Why are identifying core values important?
Values help set and prioritize financial missions so that you can address the most important goals first. When you understand your core values, you can then set goals that have a far bigger impact on your wellbeing.
Let’s start today’s assignment.
Day 17 Assignment
To get an idea of what your core values are, ask yourself what activities bring you the most joy, or what you couldn’t live without. Contemplate questions like what gives your life meaning or what do you want to achieve? If you can articulate those answers, you’ll likely see a pattern that you can boil down into a single word.
In today’s challenge, you will identify your core values and gain clarity of how they inform your behaviors.
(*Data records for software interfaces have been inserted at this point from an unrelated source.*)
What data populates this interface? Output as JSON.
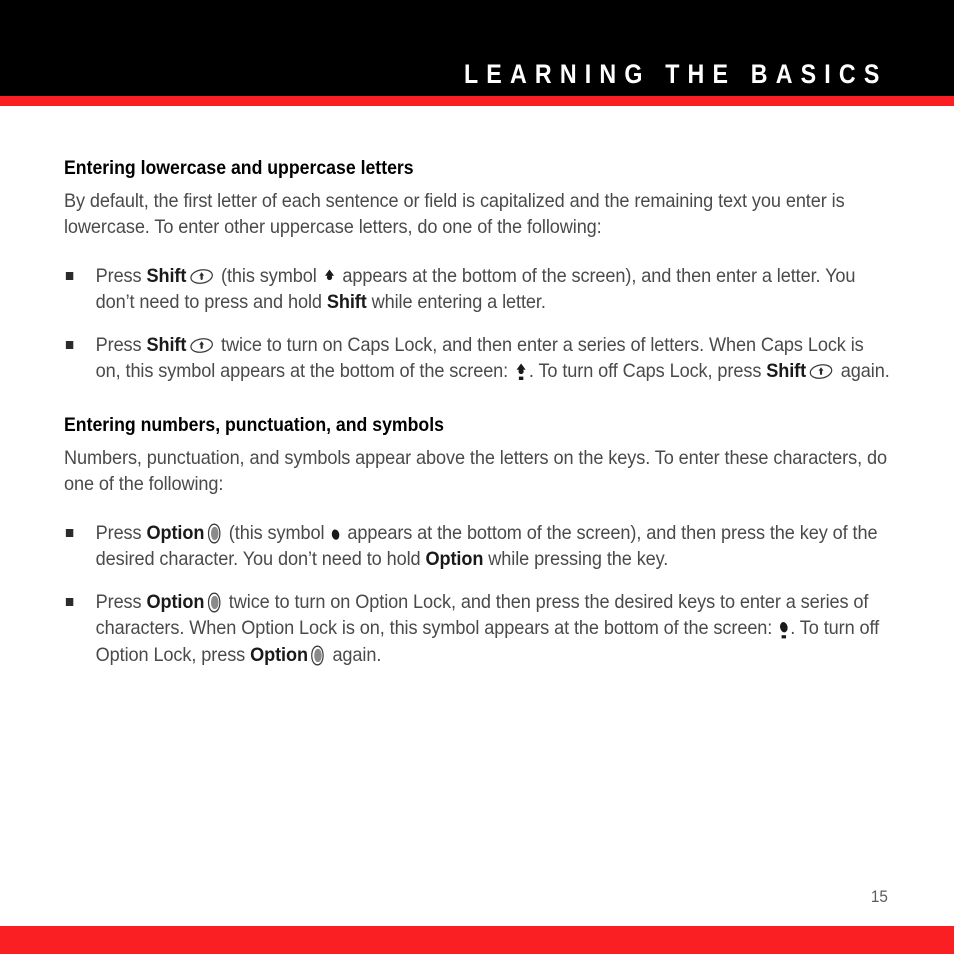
{
  "header": {
    "title": "LEARNING THE BASICS",
    "band_color": "#000000",
    "rule_color": "#FA1F22"
  },
  "footer": {
    "page_number": "15",
    "rule_color": "#FA1F22"
  },
  "colors": {
    "accent_red": "#FA1F22",
    "heading_text": "#000000",
    "body_text": "#4a4a4a",
    "bold_text": "#1a1a1a",
    "page_number_text": "#5b5b5b"
  },
  "icons": {
    "bullet": "square-bullet",
    "shift_key": "shift-key-icon",
    "option_key": "option-key-icon",
    "shift_symbol": "shift-arrow-symbol",
    "caps_lock_symbol": "caps-lock-arrow-underline-symbol",
    "option_symbol": "option-dot-symbol",
    "option_lock_symbol": "option-dot-underline-symbol"
  },
  "sections": [
    {
      "heading": "Entering lowercase and uppercase letters",
      "paragraph": "By default, the first letter of each sentence or field is capitalized and the remaining text you enter is lowercase. To enter other uppercase letters, do one of the following:",
      "bullets": [
        {
          "p1": "Press ",
          "b1": "Shift",
          "p2": " (this symbol ",
          "p3": " appears at the bottom of the screen), and then enter a letter. You don’t need to press and hold ",
          "b2": "Shift",
          "p4": " while entering a letter."
        },
        {
          "p1": "Press ",
          "b1": "Shift",
          "p2": " twice to turn on Caps Lock, and then enter a series of letters. When Caps Lock is on, this symbol appears at the bottom of the screen: ",
          "p3": ". To turn off Caps Lock, press ",
          "b2": "Shift",
          "p4": " again."
        }
      ]
    },
    {
      "heading": "Entering numbers, punctuation, and symbols",
      "paragraph": "Numbers, punctuation, and symbols appear above the letters on the keys. To enter these characters, do one of the following:",
      "bullets": [
        {
          "p1": "Press ",
          "b1": "Option",
          "p2": " (this symbol ",
          "p3": " appears at the bottom of the screen), and then press the key of the desired character. You don’t need to hold ",
          "b2": "Option",
          "p4": " while pressing the key."
        },
        {
          "p1": "Press ",
          "b1": "Option",
          "p2": " twice to turn on Option Lock, and then press the desired keys to enter a series of characters. When Option Lock is on, this symbol appears at the bottom of the screen: ",
          "p3": ". To turn off Option Lock, press ",
          "b2": "Option",
          "p4": " again."
        }
      ]
    }
  ]
}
- List 10 core values that resonate with you. Refer to the list or create your own.
- Clarify the values with details.
- Write why it matters and what it gives to your life.
|Your Core Values||Clarifying Details||Why it matters?|
|Ex: Experience||travel, conversations, eating new food. trying new things, classes||I feel alive through experiences.|
Let’s go a step further in the assignment. Having too many values can be challenging and not as useful as focusing your mind to a few.
Review your Core Values lists and eliminate 5 of the least important. Use the following questions to help you:
- What values are essential to your life?
- What values represent your primary way of being?
- And what values resonate with how you want to live?
With the remaining 5 core values, prioritize from 1-5 (from most important) from Step 1.
- Circle the 3 core values on that prioritized list. This is an important step because how we rank priorities may not be what we actually feel compelled by. It has to do with societal conditioning on what values are more important than another.
- Add any thoughts.
|Your Core Values||Thoughts|
Identifying Core Values Tip
There is no right or wrong core value. In fact, you’ll discover you have many values that may seem at odds with one another. But when you look at bigger picture you can see their connections.
Understand your core values can change over time through experiences and other influences. For example, you find yourself no longer prioritizing career goals. Your core value of career may be eclipsed by your value of family. This can be seen with less emphasis on achieving promotions and more goals around family time.
- Get a copy of my book, You Only Live Once: The Roadmap to Financial Wellness and a Purposeful Life. Learn more about having a vision, clarifying your values, and following a money philosophy.
Next Daily Challenge: Day 18: Mission and Strategies: How to focus your efforts